Featured Articles

Analysts expect ARM to do well next year

Analysts expect ARM to do well next year

British chip designer ARM could cash in on the mobile industry's rush to transition to 64-bit operating systems and hardware.

More...
Huawei and Xiaomi outpace Lenovo, LG in smartphone market

Huawei and Xiaomi outpace Lenovo, LG in smartphone market

Samsung has lost smartphone market share, ending the quarter on a low note and Xiaomi appears to be the big winner.

More...
Intel Broadwell 15W coming to CES

Intel Broadwell 15W coming to CES

It looks like Intel will be showing off its 14nm processors, codenames Broadwell, in a couple of weeks at CES 2015.

More...
Gainward GTX 980 Phantom reviewed

Gainward GTX 980 Phantom reviewed

Today we’ll be taking a closer look at the recently introduced Gainward GTX 980 4GB with the company’s trademark Phantom cooler.

More...
Zotac ZBOX Sphere OI520 barebones vs Sphere Plus review

Zotac ZBOX Sphere OI520 barebones vs Sphere Plus review

Zotac has been in the nettop and mini-PC space for more than four years now and it has managed to carve…

More...
Frontpage Slideshow | Copyright © 2006-2010 orks, a business unit of Nuevvo Webware Ltd.
Monday, 14 October 2013 10:50

Deutsche Telekom defends Fatherland’s traffic

Written by Nick Farrell

Thinks it can route it all internally

Germany's biggest telecoms operator thinks it can shield local internet traffic from foreign spies by routing it only through domestic connections.

Deutsche Telekom has already announced that it would only channel local email traffic through servers within Germany but now it wants to agree with other internet providers that any data being transmitted domestically would not leave German borders. A spokesman said that the initiative could be expanded to the Schengen area, referring to the group of 26 European countries that have abandoned immigration controls.

The UK is not included because Great Britain hands over all data with the US as a matter of course. Germans are a little more sensitive to spying because they know where that sort of thing leads to, having been spied on by the former communist STASI and Hitler's Nazis.

One ISP, QSC, had questioned the feasibility of its plan to shield internet traffic, saying it was not possible to determine clearly whether data was being routed nationally or internationally. Vodafone and Telefonica, are currently considering whether they want to join Deutsche Telekom's initiative.

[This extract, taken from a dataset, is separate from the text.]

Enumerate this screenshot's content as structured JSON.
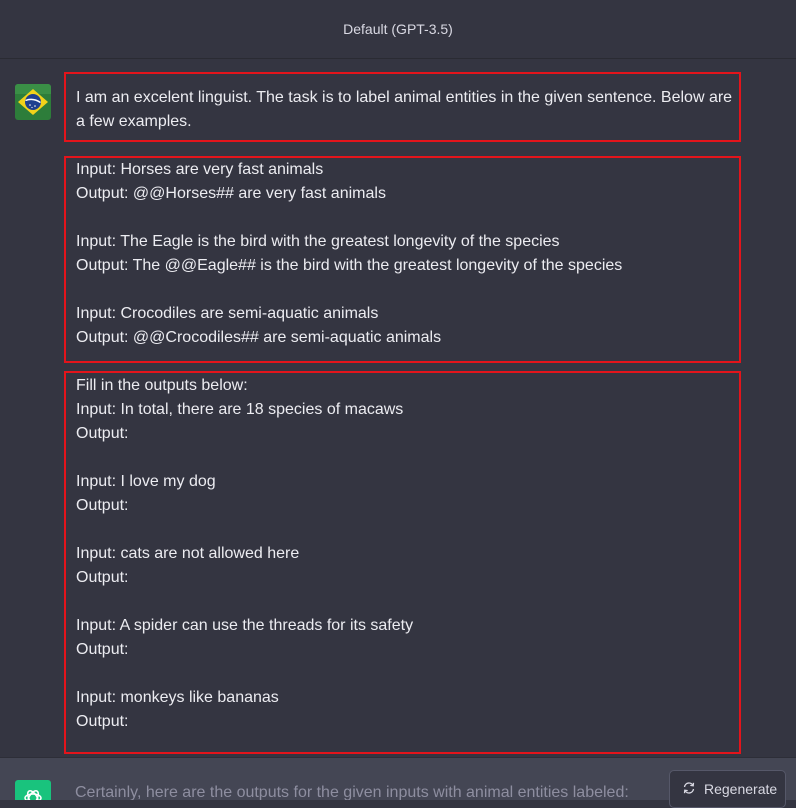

Nick Farrell

E-mail: This e-mail address is being protected from spambots. You need JavaScript enabled to view it
blog comments powered by Disqus

 

Facebook activity

Latest Commented Articles

Recent Comments